There are a number of current informal reading inventories - each has its strengths, limitations, and unique characteristics, which should be considered in order to best fit a teacher's needs.
All written work should be assessed using a rubric. Using a set of criteria linked to standards not only allows for uniform evaluation, but helps students understand what is important about an assignment and encourages them to reflect on their work.
Being able to speak English fluently does not guarantee that a student will be able to use language effectively in academic settings. Fluency must be combined with higher order thinking skills to create an "academic language," which allows students to effectively present their ideas in a way that others will take seriously. The author, an ELL teacher, describes her use of "protocols" (a cheat sheet of sentence starters) to build students' cognitive academic language proficiency.
Learn how technology tools can support struggling students and those with learning disabilities to acquire background knowledge and vocabulary, improve their reading comprehension, and increase their motivation for learning.
What can afterschool programs offer that the regular school day can't? To build literacy skills and school achievement, think outside the classroom.
Many students are used to writing narratives - stories, description, even poetry, but have little experience with analytical writing. This article is an introduction to six analytical text structures, useful across content areas. See also Analytical Writing in the Content Areas.

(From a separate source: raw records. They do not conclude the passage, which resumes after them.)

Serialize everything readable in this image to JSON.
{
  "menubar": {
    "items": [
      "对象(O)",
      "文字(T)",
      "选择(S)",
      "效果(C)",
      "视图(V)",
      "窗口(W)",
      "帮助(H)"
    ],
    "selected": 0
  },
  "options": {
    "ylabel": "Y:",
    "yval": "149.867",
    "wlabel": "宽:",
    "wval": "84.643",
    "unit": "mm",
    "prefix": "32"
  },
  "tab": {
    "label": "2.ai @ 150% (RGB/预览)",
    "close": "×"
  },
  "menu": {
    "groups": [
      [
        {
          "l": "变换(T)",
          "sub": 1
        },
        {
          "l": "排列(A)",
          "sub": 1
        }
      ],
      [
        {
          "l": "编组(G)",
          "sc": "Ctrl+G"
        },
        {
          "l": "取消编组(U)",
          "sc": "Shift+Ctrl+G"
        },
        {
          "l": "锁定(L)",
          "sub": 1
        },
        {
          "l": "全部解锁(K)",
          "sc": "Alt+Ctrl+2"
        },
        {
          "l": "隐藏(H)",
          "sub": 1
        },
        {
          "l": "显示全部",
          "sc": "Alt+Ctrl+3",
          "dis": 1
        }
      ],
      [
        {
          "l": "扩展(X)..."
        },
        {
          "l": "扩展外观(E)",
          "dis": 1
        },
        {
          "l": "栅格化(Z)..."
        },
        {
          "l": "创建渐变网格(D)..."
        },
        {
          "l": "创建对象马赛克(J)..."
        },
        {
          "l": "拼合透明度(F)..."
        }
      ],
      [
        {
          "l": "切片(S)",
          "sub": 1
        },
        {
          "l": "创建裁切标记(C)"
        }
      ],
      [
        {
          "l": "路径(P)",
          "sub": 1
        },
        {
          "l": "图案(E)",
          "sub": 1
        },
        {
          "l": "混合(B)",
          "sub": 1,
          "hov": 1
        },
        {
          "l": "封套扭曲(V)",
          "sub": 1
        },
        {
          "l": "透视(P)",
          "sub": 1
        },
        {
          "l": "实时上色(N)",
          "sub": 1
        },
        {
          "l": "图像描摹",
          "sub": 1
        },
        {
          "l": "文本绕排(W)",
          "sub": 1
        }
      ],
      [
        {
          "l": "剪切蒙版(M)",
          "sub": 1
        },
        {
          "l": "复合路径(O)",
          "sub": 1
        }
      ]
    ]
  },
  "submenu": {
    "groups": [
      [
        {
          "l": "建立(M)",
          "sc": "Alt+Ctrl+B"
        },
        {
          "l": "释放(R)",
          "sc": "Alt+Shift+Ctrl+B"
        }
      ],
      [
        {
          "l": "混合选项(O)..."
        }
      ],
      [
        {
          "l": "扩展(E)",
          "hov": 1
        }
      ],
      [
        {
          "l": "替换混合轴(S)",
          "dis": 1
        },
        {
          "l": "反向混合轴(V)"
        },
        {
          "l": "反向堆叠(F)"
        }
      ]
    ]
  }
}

Because writing is thinking, the organization of students' writing reflects both the structure of their thinking and the depth of their understanding. Students should be writing in all their classes, explaining what they know and how they know it. Thus, it's essential for content-area teachers to give students meaningful analytical writing assignments. Read An Introduction to Analytical Text Structures for more information and graphic organizers to help with writing instruction. L.11-12.3 Language Functions/Style
Learn about assistive technology tools - from audiobooks to variable-speed tape recorders - that help students with reading.
What does research tell us about effective teaching techniques to help adolescents develop their writing skills? This article summarizes Writing Next, a 2007 study of adolescent writing instruction.
An Anticipation Guide is a strategy that is used before reading to activate students' prior knowledge and build curiosity about a new topic. Before reading a selection, students respond to several statements that challenge or support their preconceived ideas about key concepts in the text. Using this strategy stimulates students' interest in a topic and sets a purpose for reading. Anticipation guides can be revisited after reading to evaluate how well students understood the material and to correct any misconceptions.
A concept map help students visualize various connections between words or phrases and a main idea. There are several types of concept maps; some are hierarchical, while others connect information without categorizing ideas.
A concept sort is a strategy used to introduce students to the vocabulary of a new topic or book. Teachers provide students with a list of terms or concepts from reading material. Students place words into different categories based on each word's meaning. Categories can be defined by the teacher or by the students. When used before reading, concept sorts provide an opportunity for a teacher to see what his or her students already know about the given content. When used after reading, teachers can assess their students' understanding of the concepts presented.
The Double-Entry Journal strategy enables students to record their responses to text as they read. Students write down phrases or sentences from their assigned reading and then write their own reaction to that passage. The purpose of this strategy is to give students the opportunity to express their thoughts and become actively involved with the material they read.
The Frayer Model is a strategy that uses a graphic organizer for vocabulary building. This technique requires students to (1) define the target vocabulary words or concepts, and (2) apply this information by generating examples and non-examples. This information is placed on a chart that is divided into four sections to provide a visual representation for students.
The Inquiry Chart (I-Chart) is a strategy that enables students to generate meaningful questions about a topic and organize their writing. Students integrate prior knowledge or thoughts about the topic with additional information found in several sources. The I-Chart procedure is organized into three phases: (1) Planning, (2) Interacting, and (3) Integrating/Evaluating. Each phase consists of activities designed to engage students in evaluating a topic.
It provides students with a way to recognize the relationships between words and concepts using their prior knowledge about a topic. The list-group-label strategy can be used before and after students read.
Paragraph Shrinking is an activity developed as part of the Peer-Assisted Learning Strategies (PALS). PALS is a classwide peer tutoring program in which teachers carefully partner a student with a classmate. The Paragraph Shrinking strategy allows each student to take turns reading, pausing, and summarizing the main points of each paragraph. Students provide each other with feedback as a way to monitor comprehension.
Possible Sentences is a pre-reading vocabulary strategy that activates students' prior knowledge about content area vocabulary and concepts.
Power Notes is a strategy that teaches students an efficient form of organizing information from assigned text. This technique provides students a systematic way to look for relationships within material they are reading. Power Notes help visually display the differences between main ideas and supportive information in outline form. Main ideas or categories are assigned a power 1 rating. Details and examples are assigned power 2s, 3s, or 4s.
Question-Answer relationship (QAR) is a strategy to be used after students have read. QAR teaches students how to decipher what types of questions they are being asked and where to find the answers to them. Four types of questions are examined in the QAR.